Having a nominated person, or team as the key point of contact for the arrangement and co-ordination of all visits will help to ensure the correct protocols are adhered to and follow best practice. This may be particularly helpful in coordinating visits outside of normal working hours or weekends and in managing any unexpected or short notice visits, which may arise from time to time.
Once you have good arrangements in place, make sure people know about them - policies and arrangements will only be effective if they are widely communicated and understood by all staff.
Getting the message across to staff can be done in a variety of different ways such as direct mailing (by hard copy or email), intranet, team briefings and meetings, staff bulletins/newsletters, and as part of induction training.
Involving staff side early on in your communications strategy will be helpful in ensuring staff are aware of the policy, and fully understand the process and who to contact should they have any issues or queries about official visits.
Useful information for staff/visitors
Providing information on your intranet, external website and in any correspondence relating to a scheduled visit, will be useful to inform staff/officials/VIPs and their representatives about the correct protocols to follow to ensure best practice.
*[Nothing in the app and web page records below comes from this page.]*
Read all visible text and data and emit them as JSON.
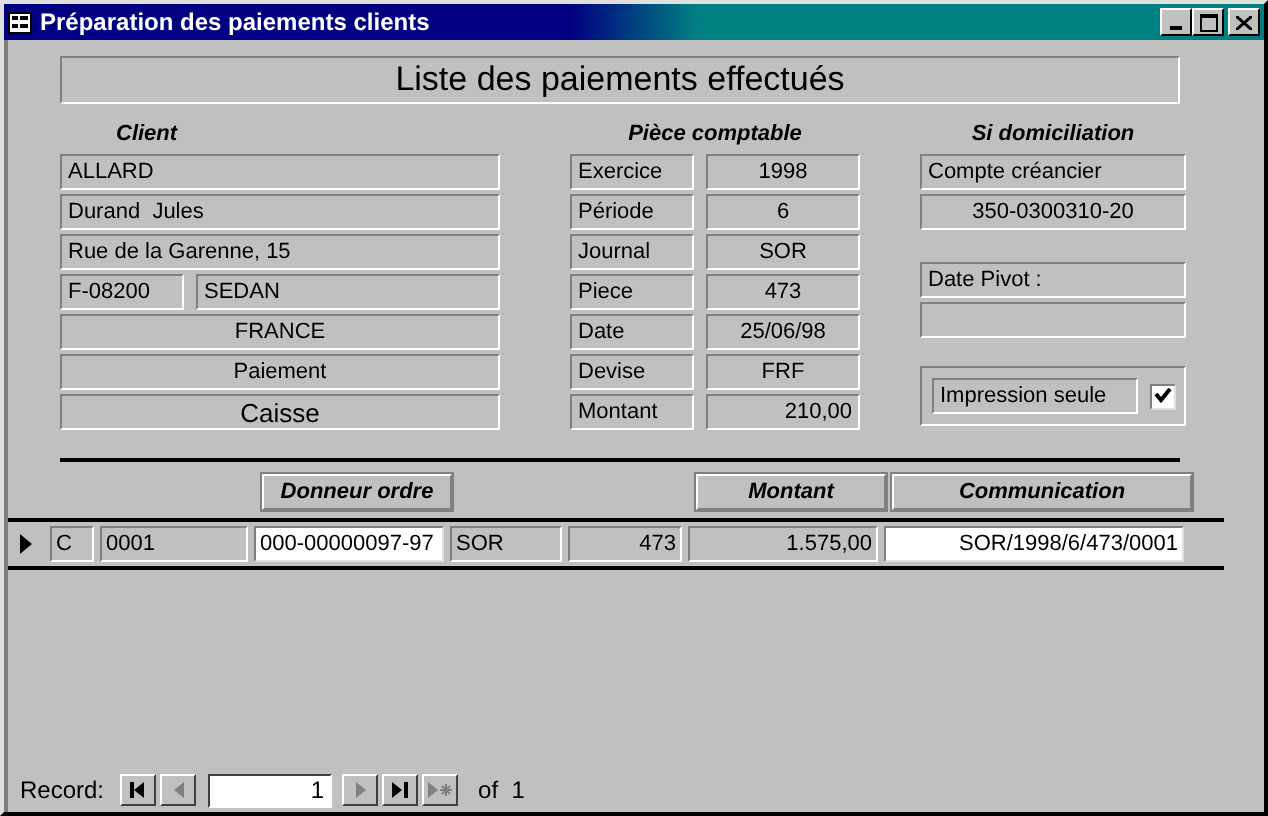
{
  "window": {
    "title": "Préparation des paiements clients"
  },
  "header": {
    "title": "Liste des paiements effectués"
  },
  "client": {
    "heading": "Client",
    "name": "ALLARD",
    "contact": "Durand  Jules",
    "street": "Rue de la Garenne, 15",
    "postcode": "F-08200",
    "city": "SEDAN",
    "country": "FRANCE",
    "payment_type": "Paiement",
    "mode": "Caisse"
  },
  "piece": {
    "heading": "Pièce comptable",
    "rows": [
      {
        "label": "Exercice",
        "value": "1998"
      },
      {
        "label": "Période",
        "value": "6"
      },
      {
        "label": "Journal",
        "value": "SOR"
      },
      {
        "label": "Piece",
        "value": "473"
      },
      {
        "label": "Date",
        "value": "25/06/98"
      },
      {
        "label": "Devise",
        "value": "FRF"
      },
      {
        "label": "Montant",
        "value": "210,00",
        "kind": "amount"
      }
    ]
  },
  "domiciliation": {
    "heading": "Si domiciliation",
    "account_label": "Compte créancier",
    "account": "350-0300310-20",
    "date_pivot_label": "Date Pivot :",
    "print_only": {
      "label": "Impression seule",
      "checked": true
    }
  },
  "table": {
    "headers": {
      "donneur_ordre": "Donneur ordre",
      "montant": "Montant",
      "communication": "Communication"
    },
    "rows": [
      {
        "selected": true,
        "cells": [
          {
            "kind": "text",
            "value": "C"
          },
          {
            "kind": "text",
            "value": "0001"
          },
          {
            "kind": "input",
            "value": "000-00000097-97"
          },
          {
            "kind": "text",
            "value": "SOR"
          },
          {
            "kind": "number",
            "value": "473"
          },
          {
            "kind": "number",
            "value": "1.575,00"
          },
          {
            "kind": "inputright",
            "value": "SOR/1998/6/473/0001"
          }
        ]
      }
    ]
  },
  "navigator": {
    "label": "Record:",
    "current": "1",
    "total": "of  1",
    "buttons": [
      {
        "kind": "first",
        "disabled": false
      },
      {
        "kind": "prev",
        "disabled": true
      },
      {
        "kind": "next",
        "disabled": true
      },
      {
        "kind": "last",
        "disabled": false
      },
      {
        "kind": "new",
        "disabled": true
      }
    ]
  }
}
This might include:
- who to contact to schedule a visit
- management of press releases and media coverage
- what to wear during a visit e.g. uniform or team kit, in the case of sports personalities
- infection control
- smoking policy
- confidentiality, including consent required for filming and taking photos and the use of social media
- gifts and presents
- access and car parking
- raising concerns/whistleblowing - reinforcing your organisation's stance in regard to dealing with and acting on concerns raised will be key to instilling confidence in staff, patients and the public that your organisation takes its responsibilities seriously. Further information and resources available to assist in any internal/external communications can be found on the raising concerns at work section of this website
- sign-posting to further advice, information, and guidance.
Don’t forget to celebrate success!
Sharing good news stories, and celebrating success can go a long way to encourage and motivate staff.
Showcasing excellence in appropriate external communications can also be instrumental in building public confidence in local services available to them, and in providing assurance to regulators that your organisation is well-led.
Monitor, review and revise
Employers should periodically review local arrangements to ensure policies and practices are working effectively and follow best practice. Reviewing the process and ensuring understanding of the process with staff will be important to evaluate your organisations progress. Involving staff side colleagues will be helpful to promote open and honest conversations with staff about any issues or difficulties with confidentiality, security and safeguarding, and in involving staff in making service improvements.
Evaluating your organisations progress can be done in a variety of ways:
- including questions within your local staff surveys test, checking awareness of the policy and understanding of the procedure to follow
- regular feedback sessions with staff, managers and senior managers to evaluate the impact of any scheduled visits, and to identify any challenges, or difficulties with confidentiality/security/ safeguarding that might need to be considered for future visits
- compare and correlate data with information from other risk management systems.
Internally communicating key findings from any review or survey will help demonstrate that the organisation is willing to learn and act on how its own arrangements are working in practice.
Further information about effective staff engagement
and using data from the NHS staff survey and other local surveys to evaluate your organisations progress can be found on our website.